In Of Wolves and Men, Barry Holstum Lopez digs deep into the lives and behavior of real wolves. Then (in my favorite chapter), he turns the tables and considers how humans have merged themselves with canines in the myth of the werewolf.
Actually, as a side note, I was entertained to see many other kinds of shifters well-represented in pre-modern folklore. Bear shifters are currently clogging up the bestseller lists on Amazon, but early Norwegians would accepted werebears as fact. Similarly, werehyenas were considered to be real in Africa, werefoxes were given a wide berth in Japan, werejaguars were alternately worshiped and feared in South America, and werewolves were both dreamed about and persecuted throughout Europe.
So what does it take to turn into a werewolf?

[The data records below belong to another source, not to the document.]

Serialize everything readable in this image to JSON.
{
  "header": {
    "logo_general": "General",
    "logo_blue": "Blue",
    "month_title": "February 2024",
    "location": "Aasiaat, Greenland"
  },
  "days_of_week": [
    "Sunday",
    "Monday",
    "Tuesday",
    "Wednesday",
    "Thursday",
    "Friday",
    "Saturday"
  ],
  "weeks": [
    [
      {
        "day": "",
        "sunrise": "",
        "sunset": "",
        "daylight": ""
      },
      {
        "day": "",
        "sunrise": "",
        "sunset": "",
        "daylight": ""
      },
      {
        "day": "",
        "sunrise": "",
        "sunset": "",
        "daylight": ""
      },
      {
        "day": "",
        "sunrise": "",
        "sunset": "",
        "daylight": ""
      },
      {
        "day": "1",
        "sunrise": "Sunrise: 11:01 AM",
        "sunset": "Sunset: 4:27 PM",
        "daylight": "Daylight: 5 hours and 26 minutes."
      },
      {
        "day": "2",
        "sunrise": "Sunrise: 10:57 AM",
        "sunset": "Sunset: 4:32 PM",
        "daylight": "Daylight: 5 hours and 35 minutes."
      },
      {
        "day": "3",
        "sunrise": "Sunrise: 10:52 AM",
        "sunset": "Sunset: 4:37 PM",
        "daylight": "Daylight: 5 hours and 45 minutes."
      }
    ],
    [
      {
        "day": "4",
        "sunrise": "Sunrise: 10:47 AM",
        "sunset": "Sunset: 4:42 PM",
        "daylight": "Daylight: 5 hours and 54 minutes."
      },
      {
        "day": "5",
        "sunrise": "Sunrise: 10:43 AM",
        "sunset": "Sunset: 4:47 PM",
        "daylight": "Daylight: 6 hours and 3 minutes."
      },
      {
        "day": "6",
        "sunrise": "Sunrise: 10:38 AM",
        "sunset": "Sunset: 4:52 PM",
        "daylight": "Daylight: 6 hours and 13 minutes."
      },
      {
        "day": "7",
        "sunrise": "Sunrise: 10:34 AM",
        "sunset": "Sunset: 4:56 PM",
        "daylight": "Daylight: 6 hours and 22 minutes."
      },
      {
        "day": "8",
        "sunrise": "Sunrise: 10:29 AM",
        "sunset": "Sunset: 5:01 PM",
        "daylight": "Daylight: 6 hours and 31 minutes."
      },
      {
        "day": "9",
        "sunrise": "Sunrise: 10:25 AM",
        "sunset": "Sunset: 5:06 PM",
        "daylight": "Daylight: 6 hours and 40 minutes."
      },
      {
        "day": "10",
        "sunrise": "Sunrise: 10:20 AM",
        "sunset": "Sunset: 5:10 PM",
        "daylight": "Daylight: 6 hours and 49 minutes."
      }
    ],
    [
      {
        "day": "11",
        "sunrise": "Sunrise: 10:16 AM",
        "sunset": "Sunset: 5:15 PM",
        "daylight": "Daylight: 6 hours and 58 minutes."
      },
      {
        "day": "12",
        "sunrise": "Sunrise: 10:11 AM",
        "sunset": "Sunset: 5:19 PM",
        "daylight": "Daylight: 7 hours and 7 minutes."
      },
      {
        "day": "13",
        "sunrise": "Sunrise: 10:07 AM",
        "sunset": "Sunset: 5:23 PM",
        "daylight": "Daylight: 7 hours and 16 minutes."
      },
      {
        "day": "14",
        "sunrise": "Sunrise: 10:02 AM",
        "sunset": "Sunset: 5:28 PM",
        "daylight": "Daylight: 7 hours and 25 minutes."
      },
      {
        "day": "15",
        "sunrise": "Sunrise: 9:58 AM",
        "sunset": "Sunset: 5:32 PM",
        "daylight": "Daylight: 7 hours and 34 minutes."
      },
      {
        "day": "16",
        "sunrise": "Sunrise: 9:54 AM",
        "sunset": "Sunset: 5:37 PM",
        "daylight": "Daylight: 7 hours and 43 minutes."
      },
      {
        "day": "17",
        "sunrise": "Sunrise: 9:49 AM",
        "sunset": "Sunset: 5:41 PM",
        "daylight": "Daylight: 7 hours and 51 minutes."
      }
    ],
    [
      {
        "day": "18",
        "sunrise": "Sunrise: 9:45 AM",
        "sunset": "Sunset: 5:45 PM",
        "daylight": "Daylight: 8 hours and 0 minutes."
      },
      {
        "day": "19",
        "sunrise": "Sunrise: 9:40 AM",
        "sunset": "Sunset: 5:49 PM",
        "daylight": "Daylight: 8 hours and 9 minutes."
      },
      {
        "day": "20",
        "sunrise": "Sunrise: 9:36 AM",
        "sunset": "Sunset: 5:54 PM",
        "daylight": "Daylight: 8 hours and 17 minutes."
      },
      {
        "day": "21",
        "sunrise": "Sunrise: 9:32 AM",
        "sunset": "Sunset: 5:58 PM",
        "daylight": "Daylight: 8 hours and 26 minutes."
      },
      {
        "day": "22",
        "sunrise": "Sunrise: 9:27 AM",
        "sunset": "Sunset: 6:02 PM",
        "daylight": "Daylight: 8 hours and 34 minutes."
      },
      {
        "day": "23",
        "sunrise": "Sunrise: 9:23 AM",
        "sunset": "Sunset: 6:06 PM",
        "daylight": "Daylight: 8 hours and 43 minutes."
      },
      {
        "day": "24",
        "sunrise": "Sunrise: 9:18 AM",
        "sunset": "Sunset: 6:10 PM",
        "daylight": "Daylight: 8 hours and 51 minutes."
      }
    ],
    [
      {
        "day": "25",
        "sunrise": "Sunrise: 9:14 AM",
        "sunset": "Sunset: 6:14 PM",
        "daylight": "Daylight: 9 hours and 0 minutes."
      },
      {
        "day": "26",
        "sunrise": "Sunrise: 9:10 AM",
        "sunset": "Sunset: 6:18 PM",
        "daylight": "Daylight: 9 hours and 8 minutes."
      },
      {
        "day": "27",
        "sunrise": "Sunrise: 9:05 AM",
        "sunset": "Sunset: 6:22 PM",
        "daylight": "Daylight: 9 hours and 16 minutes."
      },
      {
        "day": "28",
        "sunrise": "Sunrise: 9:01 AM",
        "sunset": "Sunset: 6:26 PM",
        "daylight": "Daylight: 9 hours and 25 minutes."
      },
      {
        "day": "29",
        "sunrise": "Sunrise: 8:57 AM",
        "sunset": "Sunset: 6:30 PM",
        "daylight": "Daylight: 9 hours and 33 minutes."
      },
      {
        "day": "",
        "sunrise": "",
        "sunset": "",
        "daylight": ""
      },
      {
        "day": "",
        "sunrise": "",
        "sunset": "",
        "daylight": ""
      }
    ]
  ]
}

European legend says you can don a wolf’s skin, swim across a specific body of water, drink from liquid pooled in a werewolf’s footprint, munch on special roots or apply special ointments, drink from magical streams, or wear a lucky charm. Take your pick! Interestingly, though, the author didn’t once mention the modern mainstay — being bitten by a similarly afflicted wolf/human hybrid.
Some werewolves were shapeshifters for life, but others only took on fur for a few days or years at a time. The shifters might be sorcerers who chose their fate, cursed victims of another sorcerer, or (less often during and after the Inquisition) a benevolent being out to do good. Alternatively, you might be a werewolf simply because you were born on Christmas eve, because you came out of your mother feet first, or because you were the seventh daughter (or son) born with no sons (or daughters) in between.
And that’s just in Europe. The Navajo belief in skinwalkers follows a different track entirely.
But I’ve rattled on for long enough. Time to go back to my own werewolf world where dual-nature beings are born and not made. Because, after all, it’s more fun to make things up than to stick to the rules.